How To build an Igloo

The snow house of the Eskimo is probably the unhealthiest of buildings made by any sav­age to live in, but it makes an excel­lent playhouse in winter, and repre­sents at the same time a most ingen­ious employment of the arch sys­tem in building. The Eskimos build their snow houses without the aid of any scaf­folding or interior false work, and while there is a keystone at the top of the dome, it is not essential to the support of the walls. These are self-support­ing from the time the first snow blocks are put down until the last course is laid.
The snow house is of the beehive shape and the ground plan is that of a circle. The circle is first laid out on the ground and a space cleared for it. Then a row of snow blocks is laid on the ground and another course of similar blocks placed on top. The snow blocks are not exactly square in shape, but about 12 in. long, 6 in. high and 4 or 5 in. thick. Larger or smaller blocks can be used, according to size of the house and thickness of the walls.
First, the snow blocks must be packed and pressed firmly into position out of moist snow that will pack. A very light, dry snow will not pack easily, and it may be necessary to use a little water. If the snow is of the right consistency, there will be no trouble in packing and working with it. As most of the blocks are to be of the same size throughout, it will pay to make a mold for them by forming a box of old boards nailed together, minus the top, and with a movable bottom, or rather no bottom at all. Place the four­ sided box on a flat board and ram snow in it, forcing it down closely. Then by lifting the box up and tapping the box from above, the block will drop out.
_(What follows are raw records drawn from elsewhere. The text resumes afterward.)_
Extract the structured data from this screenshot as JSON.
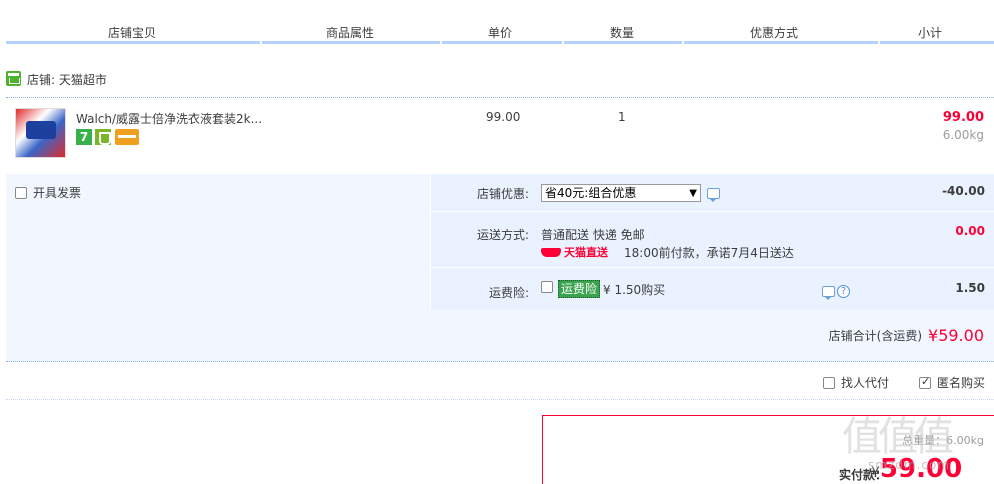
{
  "header": {
    "col_shop_item": "店铺宝贝",
    "col_attributes": "商品属性",
    "col_unit_price": "单价",
    "col_quantity": "数量",
    "col_discount": "优惠方式",
    "col_subtotal": "小计"
  },
  "shop": {
    "label": "店铺: 天猫超市"
  },
  "item": {
    "title": "Walch/威露士倍净洗衣液套装2k...",
    "badge_seven": "7",
    "price": "99.00",
    "quantity": "1",
    "subtotal": "99.00",
    "weight": "6.00kg"
  },
  "invoice": {
    "label": "开具发票"
  },
  "store_discount": {
    "label": "店铺优惠:",
    "selected": "省40元:组合优惠",
    "amount": "-40.00"
  },
  "shipping": {
    "label": "运送方式:",
    "method": "普通配送 快递 免邮",
    "logo_text": "天猫直送",
    "promise": "18:00前付款，承诺7月4日送达",
    "amount": "0.00"
  },
  "insurance": {
    "label": "运费险:",
    "tag": "运费险",
    "price": "¥ 1.50购买",
    "amount": "1.50"
  },
  "store_total": {
    "label": "店铺合计(含运费)",
    "amount": "¥59.00"
  },
  "pay_options": {
    "proxy_pay": "找人代付",
    "anonymous": "匿名购买"
  },
  "summary": {
    "total_weight": "总重量：6.00kg",
    "pay_label": "实付款：",
    "currency": "¥",
    "pay_amount": "59.00"
  },
  "watermark": {
    "text": "值值值",
    "url": "smzdm.com"
  },
  "colors": {
    "accent_red": "#ff0036",
    "header_line": "#b2d1ff",
    "panel_bg": "#f2f7ff"
  }
}
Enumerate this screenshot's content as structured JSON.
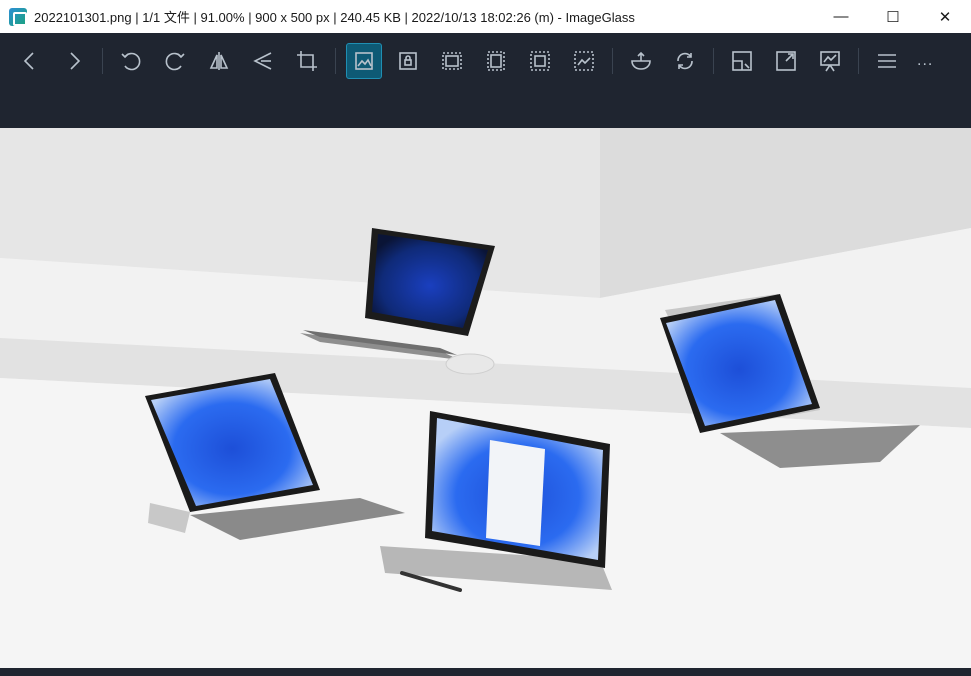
{
  "window": {
    "title": "2022101301.png  |  1/1 文件  |  91.00%  |  900 x 500 px  |  240.45 KB  |  2022/10/13 18:02:26 (m)  - ImageGlass",
    "controls": {
      "minimize": "—",
      "maximize": "☐",
      "close": "✕"
    }
  },
  "toolbar": {
    "more_label": "...",
    "buttons": [
      {
        "name": "previous-icon"
      },
      {
        "name": "next-icon"
      },
      {
        "name": "rotate-left-icon"
      },
      {
        "name": "rotate-right-icon"
      },
      {
        "name": "flip-horizontal-icon"
      },
      {
        "name": "flip-vertical-icon"
      },
      {
        "name": "crop-icon"
      },
      {
        "name": "auto-zoom-icon",
        "active": true
      },
      {
        "name": "lock-zoom-icon"
      },
      {
        "name": "scale-to-width-icon"
      },
      {
        "name": "scale-to-height-icon"
      },
      {
        "name": "scale-to-fit-icon"
      },
      {
        "name": "scale-to-fill-icon"
      },
      {
        "name": "open-with-icon"
      },
      {
        "name": "refresh-icon"
      },
      {
        "name": "gallery-icon"
      },
      {
        "name": "fullscreen-icon"
      },
      {
        "name": "slideshow-icon"
      },
      {
        "name": "menu-icon"
      }
    ]
  },
  "colors": {
    "toolbar_bg": "#1f2530",
    "accent": "#1f8fb3",
    "icon": "#b8c2cc"
  },
  "image": {
    "filename": "2022101301.png",
    "zoom": "91.00%",
    "dimensions": "900 x 500 px",
    "size": "240.45 KB",
    "date": "2022/10/13 18:02:26 (m)",
    "content": "Surface devices with Windows 11 wallpaper on white steps"
  }
}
In this way blocks of uniform size are formed, which makes the building simpler and easier.
While one boy makes the blocks an­other can shave them off at the edges and two others can build the house, one inside of the circle and the other outside. The Eskimos build their snow houses in this way, and the man inside stays there until he is completely walled in. Then the door and a win­dow are cut through the wall.

Laying the Snow Bricks

Three-Room Snow House

Each layer of snow blocks must have a slight slant at the top toward the center so that the walls will constantly curve inward. This slant at the top is obtained better by slicing off the lower surfaces of each block before putting it in its course. The top will then have a uniform inward slant.
The first course of the snow house should be thicker than the others, and the thickness of the walls gradually decreases toward the top. A wall, however, made of 6-in. blocks throughout will hold up a snow house perfectly, if its top is no more than 6 or 7 ft. above the ground. If a higher house is needed the walls should be thicker at the base and well up toward the middle.
The builder has no mortar for bind­ing the blocks together, and therefore he must make his joints smooth and even and force in loose snow to fill up the crevices. A little experience will enable one to do this work well, and the construction of the house will proceed rapidly. The Eskimos build additions to their houses by adding various dome-shaped structures to one side, and the young architect can imi­tate them. Such dome-shaped struc­tures are shown in one of the illus­trations.
A fact not well understood and ap­preciated is that the Eskimo beehive snow house represents true arch build­ing. It requires no scaffolding in build­ing and it exerts no outward thrust. In the ordinary keystone arch used by builders, a, temporary structure must be erected to hold the walls up until the keystone is fitted in position, and the base must be buttressed against an outward thrust. The Eski­mo does not have to consider these points. There is no outward thrust, and the top keystone is not necessary to hold the structure up. It is doubt­ful whether such an arch could be built of brick or stone without scaffolding, but with the snow blocks it is a simple matter.